Even while unveiling a bevy of new programs, Laurence Tribe announced that he is stepping down as Senior Counselor for the Access to Justice Initiative at the Department of Justice. The new programs his Initiative unveiled are aimed at providing greater access to legal services for veterans, people with potential workplace wage violation complaints, and homeowners facing foreclosure. As laudable as such programs are, these efforts still appear to be trying to bridge the gap to affordable and accessible legal services at its widest point. Mr. Tribe deserves accolades for placing his considerable reputation and vast legal scholarship behind such a worthy effort, but it is difficult to understand why Tribe never fully exploited his office's capacity to act as a bully pulpit from which he could better describe and amplify the importance of greater access to justice for the average American - a need greatly underrated and ill-understood across all levels of American society.
Amongst the announcements were new programs aimed at expanding and standardizing the use of mediation nationwide in resolving home foreclosure disputes - a good idea by any measure, but then there are few legal disputes that wouldn't benefit from the increased use of mediation. Home foreclosure is justifiably a prominent concern in the current economic climate, but as Tribe acknowledges, the vast gulf between average Americans and affordable, accessible legal services existed long before the collapse of the housing market. In announcing a new website aimed at connecting veterans with local lawyers, John Levi, one of the creators of StatesideLegal.org, noted that it received 35,000 hits since June without having received any official publicity. Such overwhelming demand justifies the value of such programs, even while exposing their limitations. In fairness to Tribe's efforts, every program his Initiative announced will help improve access to legal services, but it is equally fair to note that by limiting the scope of such programs to specific groups of Americans, that still leaves millions out in the cold.
Far from a gratuitous knock of Tribe's laudable goals and achievements in his time with the Access to Justice Initiative, these criticisms highlight the insufficiency of limiting such efforts to the public sector. By lifting some key institutional barriers to the growth of new legal markets, such as permitting widespread use of non-lawyer practitioners and increasing the availability of self-help legal tools, we could tap into the same drive for innovation that fuels other successful business models. His replacement at the Access to Justice Initiative should focus not on creating new public programs, but instead on clearing away the impediments that prevent the private sector from innovating new solutions.
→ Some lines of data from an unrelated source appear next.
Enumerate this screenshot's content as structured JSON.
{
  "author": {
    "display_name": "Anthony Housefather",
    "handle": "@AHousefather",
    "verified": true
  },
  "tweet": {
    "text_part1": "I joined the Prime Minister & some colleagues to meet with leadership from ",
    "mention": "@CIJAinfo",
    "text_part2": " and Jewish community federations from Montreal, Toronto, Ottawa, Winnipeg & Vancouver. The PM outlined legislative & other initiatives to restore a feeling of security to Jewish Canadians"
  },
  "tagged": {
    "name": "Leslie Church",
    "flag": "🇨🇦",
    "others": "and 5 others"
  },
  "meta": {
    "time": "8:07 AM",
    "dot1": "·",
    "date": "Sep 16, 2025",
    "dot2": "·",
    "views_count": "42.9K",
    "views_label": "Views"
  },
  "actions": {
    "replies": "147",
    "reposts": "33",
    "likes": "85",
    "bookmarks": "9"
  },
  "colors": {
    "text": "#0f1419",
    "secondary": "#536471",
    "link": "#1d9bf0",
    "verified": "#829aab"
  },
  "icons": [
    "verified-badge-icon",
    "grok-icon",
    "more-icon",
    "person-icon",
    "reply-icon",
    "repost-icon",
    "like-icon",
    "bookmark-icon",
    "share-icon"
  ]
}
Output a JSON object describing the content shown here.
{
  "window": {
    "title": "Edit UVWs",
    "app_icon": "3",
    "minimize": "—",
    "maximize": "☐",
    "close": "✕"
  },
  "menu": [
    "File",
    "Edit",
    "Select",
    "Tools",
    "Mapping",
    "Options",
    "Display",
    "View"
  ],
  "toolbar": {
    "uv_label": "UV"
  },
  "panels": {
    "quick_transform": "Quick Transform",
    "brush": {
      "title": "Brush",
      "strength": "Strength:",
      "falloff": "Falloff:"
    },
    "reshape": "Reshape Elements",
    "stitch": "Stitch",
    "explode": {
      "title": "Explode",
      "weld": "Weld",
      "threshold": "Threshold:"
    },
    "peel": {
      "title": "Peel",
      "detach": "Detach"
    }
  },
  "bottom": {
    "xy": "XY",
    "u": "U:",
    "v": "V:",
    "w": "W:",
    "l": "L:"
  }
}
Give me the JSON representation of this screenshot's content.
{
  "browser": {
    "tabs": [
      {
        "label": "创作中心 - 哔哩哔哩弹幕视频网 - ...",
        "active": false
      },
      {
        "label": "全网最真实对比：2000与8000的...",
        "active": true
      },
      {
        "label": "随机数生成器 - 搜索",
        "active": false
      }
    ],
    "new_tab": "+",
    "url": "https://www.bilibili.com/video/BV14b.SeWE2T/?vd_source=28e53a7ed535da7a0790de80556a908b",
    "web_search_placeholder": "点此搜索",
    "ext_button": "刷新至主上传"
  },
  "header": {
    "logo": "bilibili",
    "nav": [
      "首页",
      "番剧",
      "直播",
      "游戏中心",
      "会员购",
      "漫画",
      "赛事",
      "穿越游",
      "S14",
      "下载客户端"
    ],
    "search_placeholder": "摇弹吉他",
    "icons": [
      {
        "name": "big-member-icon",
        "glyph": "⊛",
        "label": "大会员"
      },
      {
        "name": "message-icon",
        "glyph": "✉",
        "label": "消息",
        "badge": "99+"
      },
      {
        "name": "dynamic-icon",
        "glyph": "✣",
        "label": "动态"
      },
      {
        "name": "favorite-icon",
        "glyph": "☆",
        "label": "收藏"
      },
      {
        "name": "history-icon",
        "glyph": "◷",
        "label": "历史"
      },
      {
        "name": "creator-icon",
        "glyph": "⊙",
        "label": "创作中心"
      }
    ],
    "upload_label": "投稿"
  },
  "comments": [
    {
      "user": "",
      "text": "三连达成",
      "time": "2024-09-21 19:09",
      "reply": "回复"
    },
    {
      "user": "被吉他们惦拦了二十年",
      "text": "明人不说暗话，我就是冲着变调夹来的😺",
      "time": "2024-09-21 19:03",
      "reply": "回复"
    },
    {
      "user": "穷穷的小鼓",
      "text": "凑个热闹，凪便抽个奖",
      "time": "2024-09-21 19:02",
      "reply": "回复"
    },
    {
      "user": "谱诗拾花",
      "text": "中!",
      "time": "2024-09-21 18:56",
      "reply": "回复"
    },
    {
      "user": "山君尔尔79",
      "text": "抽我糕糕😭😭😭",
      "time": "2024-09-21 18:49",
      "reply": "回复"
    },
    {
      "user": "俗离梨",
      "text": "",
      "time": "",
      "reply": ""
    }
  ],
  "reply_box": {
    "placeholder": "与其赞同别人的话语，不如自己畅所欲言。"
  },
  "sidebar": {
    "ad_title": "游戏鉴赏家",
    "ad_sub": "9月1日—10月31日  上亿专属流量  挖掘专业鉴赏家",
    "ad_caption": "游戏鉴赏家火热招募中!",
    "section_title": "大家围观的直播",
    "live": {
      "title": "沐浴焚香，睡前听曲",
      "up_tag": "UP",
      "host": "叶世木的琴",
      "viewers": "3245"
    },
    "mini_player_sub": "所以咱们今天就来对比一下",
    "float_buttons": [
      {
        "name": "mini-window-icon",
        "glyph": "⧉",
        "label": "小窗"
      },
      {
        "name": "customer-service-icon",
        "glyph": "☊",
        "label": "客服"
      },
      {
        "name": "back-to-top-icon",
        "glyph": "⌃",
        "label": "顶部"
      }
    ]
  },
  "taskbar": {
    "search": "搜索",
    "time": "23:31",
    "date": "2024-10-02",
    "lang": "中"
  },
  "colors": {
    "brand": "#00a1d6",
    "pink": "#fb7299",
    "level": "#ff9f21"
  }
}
Most critically, however, his successor should use his or her station to place access to justice at the forefront of the public policy debate, a role at which Tribe fell sadly short during his tenure.